It’s important to get users that value the data in the app. People that don’t find much value in the data tend to misinterpret the data and complain about accuracy.
That said, I think users that like Flowx are already sharing the app with friends.
I have noticed growth comes from exposure on the wider internet. So I plan to get more Flowx content out there. I’ve nearly finished a movie maker so users can share Flowx videos. More OpenZones. I’m also considering OpenZones for other things like sports events.
Also I need to improve the on-boarding. New users find the learning curve steep.
Just the movie maker. It’s been a tough month or two. We’re also trying to build a house which is a time consuming and disruptive process. But I have been thinking I should take a vacation or not work for a week.
As a new user of the free version I am very impressed. So, naturally I’m curious about the premium versions.
However, the acronyms used to describe the different subsription levels are unknown to me (as far as specifically what benefits, advantages, or resolution are provided in addition to what the free version already shows.
While this is obious to everyone on the developer side or to those that have a background in weather, I don’t have a clue.

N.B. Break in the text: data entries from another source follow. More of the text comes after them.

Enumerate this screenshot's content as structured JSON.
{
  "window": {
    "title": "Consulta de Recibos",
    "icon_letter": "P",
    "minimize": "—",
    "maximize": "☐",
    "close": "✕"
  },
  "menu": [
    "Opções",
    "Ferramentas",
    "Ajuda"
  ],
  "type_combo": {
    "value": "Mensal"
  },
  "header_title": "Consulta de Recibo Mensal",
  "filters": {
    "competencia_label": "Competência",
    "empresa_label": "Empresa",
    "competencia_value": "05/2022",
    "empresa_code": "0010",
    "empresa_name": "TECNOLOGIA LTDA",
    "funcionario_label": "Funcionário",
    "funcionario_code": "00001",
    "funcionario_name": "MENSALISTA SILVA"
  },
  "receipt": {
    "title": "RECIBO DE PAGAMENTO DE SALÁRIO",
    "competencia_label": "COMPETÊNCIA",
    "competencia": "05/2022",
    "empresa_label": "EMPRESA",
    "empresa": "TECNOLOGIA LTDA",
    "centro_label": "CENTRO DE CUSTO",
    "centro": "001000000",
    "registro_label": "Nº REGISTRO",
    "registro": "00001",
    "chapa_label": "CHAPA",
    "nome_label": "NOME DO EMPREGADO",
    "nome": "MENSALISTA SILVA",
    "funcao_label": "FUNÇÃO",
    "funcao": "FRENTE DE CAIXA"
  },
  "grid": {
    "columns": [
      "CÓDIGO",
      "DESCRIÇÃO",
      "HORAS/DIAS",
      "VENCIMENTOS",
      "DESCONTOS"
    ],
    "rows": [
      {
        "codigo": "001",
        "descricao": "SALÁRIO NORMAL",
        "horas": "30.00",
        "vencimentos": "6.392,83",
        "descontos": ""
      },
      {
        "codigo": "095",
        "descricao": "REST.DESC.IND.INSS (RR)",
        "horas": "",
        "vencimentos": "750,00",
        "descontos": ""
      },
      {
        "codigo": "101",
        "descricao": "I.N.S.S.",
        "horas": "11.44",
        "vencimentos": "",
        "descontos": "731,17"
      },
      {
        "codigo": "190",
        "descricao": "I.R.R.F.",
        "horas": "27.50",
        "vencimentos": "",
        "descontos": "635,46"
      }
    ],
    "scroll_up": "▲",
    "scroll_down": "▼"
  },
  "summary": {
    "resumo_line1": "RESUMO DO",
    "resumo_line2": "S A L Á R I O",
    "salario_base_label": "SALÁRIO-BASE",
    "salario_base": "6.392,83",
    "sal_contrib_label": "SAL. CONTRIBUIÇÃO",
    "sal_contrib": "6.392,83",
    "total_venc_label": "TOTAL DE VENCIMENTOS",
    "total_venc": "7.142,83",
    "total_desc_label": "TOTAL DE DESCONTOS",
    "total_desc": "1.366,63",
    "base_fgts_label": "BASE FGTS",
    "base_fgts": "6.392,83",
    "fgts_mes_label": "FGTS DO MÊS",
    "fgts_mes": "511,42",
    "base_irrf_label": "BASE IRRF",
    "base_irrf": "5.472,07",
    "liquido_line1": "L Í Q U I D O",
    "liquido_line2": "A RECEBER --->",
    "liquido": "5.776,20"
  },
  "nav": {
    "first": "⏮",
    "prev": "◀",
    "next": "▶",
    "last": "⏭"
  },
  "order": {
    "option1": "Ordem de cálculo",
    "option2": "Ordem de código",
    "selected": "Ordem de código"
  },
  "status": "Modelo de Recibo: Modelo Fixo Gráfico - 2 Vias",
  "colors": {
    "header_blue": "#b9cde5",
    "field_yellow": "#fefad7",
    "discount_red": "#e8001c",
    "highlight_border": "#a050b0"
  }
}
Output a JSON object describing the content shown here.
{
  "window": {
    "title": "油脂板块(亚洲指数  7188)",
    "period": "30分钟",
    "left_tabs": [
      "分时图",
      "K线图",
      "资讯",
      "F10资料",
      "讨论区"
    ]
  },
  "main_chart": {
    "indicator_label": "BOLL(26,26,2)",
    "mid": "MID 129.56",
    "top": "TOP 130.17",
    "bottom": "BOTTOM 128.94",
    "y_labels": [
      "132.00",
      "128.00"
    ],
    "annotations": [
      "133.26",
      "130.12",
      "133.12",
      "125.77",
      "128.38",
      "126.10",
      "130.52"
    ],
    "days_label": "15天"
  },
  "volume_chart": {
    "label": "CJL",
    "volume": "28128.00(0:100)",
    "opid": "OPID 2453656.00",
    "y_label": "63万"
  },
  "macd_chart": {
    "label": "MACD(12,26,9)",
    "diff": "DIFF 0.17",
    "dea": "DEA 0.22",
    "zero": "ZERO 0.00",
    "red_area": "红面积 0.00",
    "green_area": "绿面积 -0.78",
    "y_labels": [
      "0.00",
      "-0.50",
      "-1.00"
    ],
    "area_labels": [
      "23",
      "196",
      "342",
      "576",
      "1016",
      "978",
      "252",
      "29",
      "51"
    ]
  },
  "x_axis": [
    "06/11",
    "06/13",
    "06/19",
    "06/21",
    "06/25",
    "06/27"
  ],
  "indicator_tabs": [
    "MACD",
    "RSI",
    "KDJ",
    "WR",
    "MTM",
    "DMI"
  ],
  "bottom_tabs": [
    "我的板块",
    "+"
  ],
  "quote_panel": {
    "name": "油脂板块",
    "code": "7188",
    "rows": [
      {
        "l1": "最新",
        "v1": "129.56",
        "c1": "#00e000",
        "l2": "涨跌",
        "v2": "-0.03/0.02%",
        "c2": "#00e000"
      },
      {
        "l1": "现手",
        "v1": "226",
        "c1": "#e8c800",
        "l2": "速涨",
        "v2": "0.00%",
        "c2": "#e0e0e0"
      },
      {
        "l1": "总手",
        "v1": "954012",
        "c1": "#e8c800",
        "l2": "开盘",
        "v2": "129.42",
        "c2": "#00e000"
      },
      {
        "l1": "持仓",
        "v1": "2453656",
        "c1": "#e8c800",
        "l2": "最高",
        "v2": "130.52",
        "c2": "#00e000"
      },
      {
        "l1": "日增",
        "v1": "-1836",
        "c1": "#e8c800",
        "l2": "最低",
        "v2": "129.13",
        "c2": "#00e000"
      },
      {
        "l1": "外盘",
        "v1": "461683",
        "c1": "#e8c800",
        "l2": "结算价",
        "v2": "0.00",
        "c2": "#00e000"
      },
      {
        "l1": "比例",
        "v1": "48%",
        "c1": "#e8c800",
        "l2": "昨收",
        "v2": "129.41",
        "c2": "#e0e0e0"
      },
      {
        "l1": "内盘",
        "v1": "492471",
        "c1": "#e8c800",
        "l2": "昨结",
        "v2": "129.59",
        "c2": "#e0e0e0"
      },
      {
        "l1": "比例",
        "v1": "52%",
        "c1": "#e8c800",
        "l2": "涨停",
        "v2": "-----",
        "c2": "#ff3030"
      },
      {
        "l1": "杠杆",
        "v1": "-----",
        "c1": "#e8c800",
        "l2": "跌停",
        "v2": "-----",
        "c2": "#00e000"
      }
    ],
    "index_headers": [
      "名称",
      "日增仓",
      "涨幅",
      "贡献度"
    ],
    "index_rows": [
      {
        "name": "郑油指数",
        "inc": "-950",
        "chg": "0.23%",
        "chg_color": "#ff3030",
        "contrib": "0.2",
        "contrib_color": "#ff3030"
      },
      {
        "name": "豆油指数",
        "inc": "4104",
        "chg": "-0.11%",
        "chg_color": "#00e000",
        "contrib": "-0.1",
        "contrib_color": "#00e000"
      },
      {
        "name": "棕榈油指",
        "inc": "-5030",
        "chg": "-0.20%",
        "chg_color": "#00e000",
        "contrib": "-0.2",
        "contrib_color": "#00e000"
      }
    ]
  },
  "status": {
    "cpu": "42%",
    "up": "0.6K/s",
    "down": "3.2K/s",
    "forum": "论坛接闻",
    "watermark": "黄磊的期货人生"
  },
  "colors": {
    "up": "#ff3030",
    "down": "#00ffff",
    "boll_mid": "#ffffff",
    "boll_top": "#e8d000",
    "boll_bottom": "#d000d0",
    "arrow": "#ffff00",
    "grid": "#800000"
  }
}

Also. If this descriptive detail is already provided somewhere on the website I wasn’t smart enough to locate it.
Maybe adding a link in the premium tab of the free version that leads to more in depth detail of each level (without having to take extra time to dig online) to make someone want, or feel the need, to step up to a paid subscription at that moment of curiosity?
Thanks @George, and welcome to the forum. Thanks for taking the time to join and post some help for me.
Yes, my details are lacking and I do intend to improve these both on the website and in the app. The website does list the differences between the data sources but it doesn’t explain these in term of subscription levels.
We can group new users into two groups, those who are new to this type of weather data and those who know about them, e.g., pilots and weather enthusiasts know what HRRR is.
For the first group, it’s quite a big step to go from a typical weather app with icons representing the weather to the data in Flowx. This requires better education which is what I need to work on. But once you’ve got the hang of it, the weather forecasts can be a very powerful tool.
I have written stuff in the help but it’s not well structured and people don’t tend to read the help. So I’ve thought about other ways, e.g., video tutorials. It’ll be great is Physics in a Minute did some weather videos on how weather forecasting works.
Thank you for taking the time for your reply. It was quite helpful as a reference that I had obviously missed something that was in plain sight. So, I went back to look for “help” link in the app. So simple, yet I was so blind to the easy way to access all the information I was wanting. I had just needed to go back to the menu & scroll down farther.
Previously, I had first located the access to the online forum and then spent time rooting around on the website before signing in & writing my comment. It’s a bit embarrasing to have missed the obvious.
Thanks again for your patience & direction.